Isadora McLeay and Imogen Evans are AFLW players currently taking part in an internship at Disney and ESPN, where they are given the opportunity to gain real-life work experience while having the flexibility to pursue their footballing goals and aspirations.
This week, the girls discuss what exactly what happens when a 10-game season comes to a close while other teams are vying for the premiership.
Imogen Evans, Collingwood
The 10-round home and away season was officially over for eight AFLW teams on Nov. 5 which begs the question, what do AFLW players do now?
For most, it means returning to full-time work, as well as a bunch of 'footy trips'.
The abrupt end to Collingwood's season was difficult to comprehend. I found it hard to believe that we didn't have training the following week, seeing as we were 'supposed' to be playing finals, an opportunity we starved ourselves of through poor performances.
It's such a weird feeling, going from a completely structured and rigid routine to suddenly having endless autonomy over your routine.
In season, footy is all that I worry about.
When I wake up I'm thinking about how I can best prepare myself for training. I have to say no to a lot of social events because I have training or a game to play (which I'm not complaining about, just stating the facts), constantly planning my nutrition so that I'm adequately fuelled for the demands of my varying week, worrying about getting enough quality sleep, ensuring I'm always doing my recovery, mediating, and journaling in order to keep my mind healthy.
AFL is a lot more than a game, it's a lifestyle and when it ends, it's an adjustment. Especially when preseason 2024 doesn't begin for at least another six months. It's a long break in between drinks.
For me, I'm lucky enough to be working part-time at ESPN. So I now have time to fly home and see my family, catch up with friends, and get back to work on weaknesses identified during the season.

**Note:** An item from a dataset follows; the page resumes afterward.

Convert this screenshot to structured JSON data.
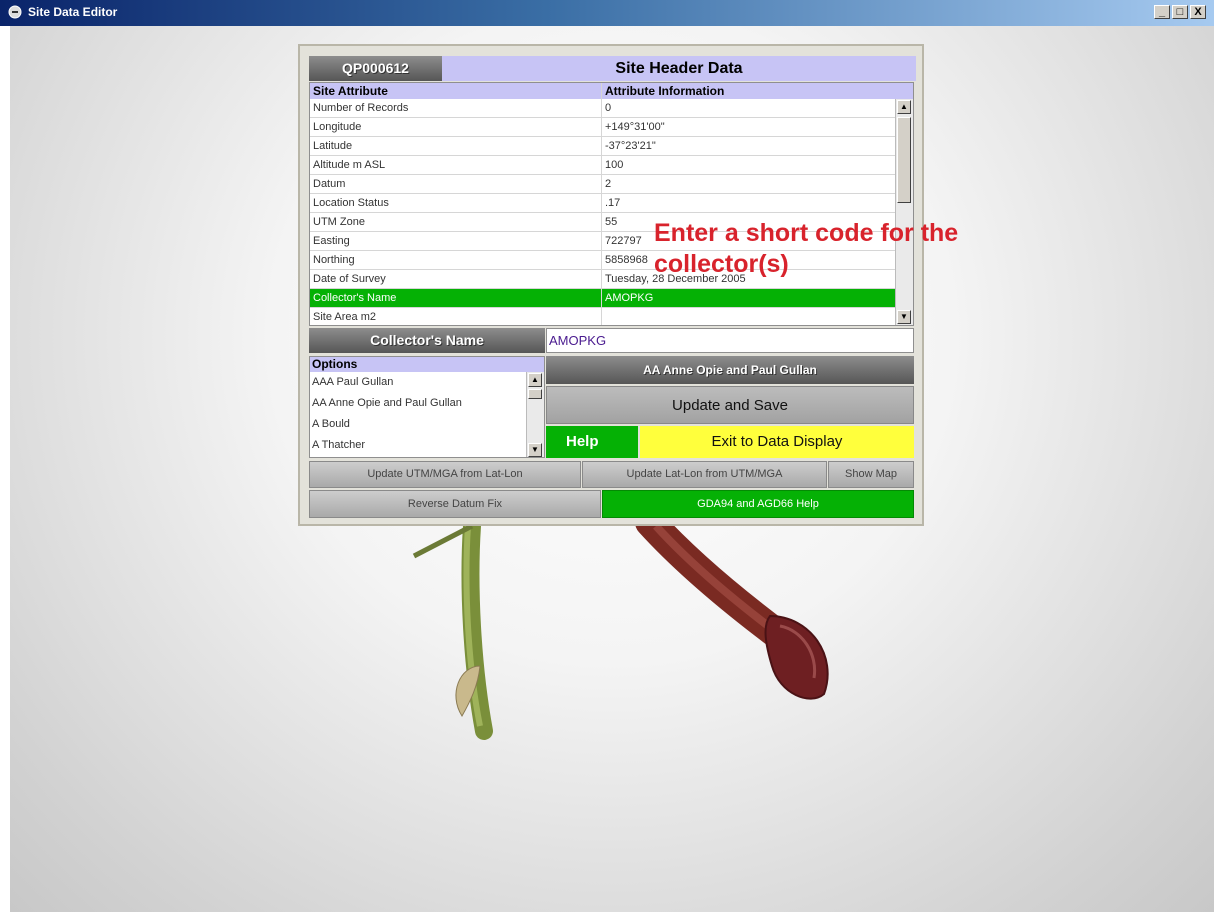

My plans are to have a bit of a break from the mental demands of AFL and its subsequent environment.
I'm going to run a half marathon and complete a triathlon within the next three months before I start shifting my focus to more footy-specific training in early 2024.
Even though our offseason is tremendously long, from a glass half full lens, it gives me loads of time that I can use towards improving myself as a footballer, outside of the pressures that come with elite sport, which is a luxury that men in the AFL don't necessarily have.
Isadora McLeay, GWS
After just 10 weeks, the season for the eight other clubs that didn't make finals is over.
With what felt like the longest preseason ever, for it all to be over in just over two months, after preparing since as early as January, is disappointing.
Over the next few weeks my teammates and I will sit and watch other teams fight for the ultimate prize, the premiership cup.
Feelings of jealousy and envy will prevail but to be able to watch how some of the best teams and players compete will be a real learning experience.
As the season only lasted 10 rounds to now plan the offseason accordingly is the challenge.
Some may think that now that the season is over players can now go do whatever they want until May next year, which isn't the case.
Some players will head back to their full-time jobs they've had to work around for the majority of the year, and unfortunately miss out on big offseason holidays, as their leave has already been used for in season trainings/games.
Players will be expected to start individual programs in January, so they aren't playing catch up when preseason starts, and the challenge of remaining motivated before the season begins. Finishing the season not where we wanted to be definitely helps feed the hunger to work even harder for the next season.
For now though, I will be tuning into AFLW Finals to be able to watch a new crowned premier.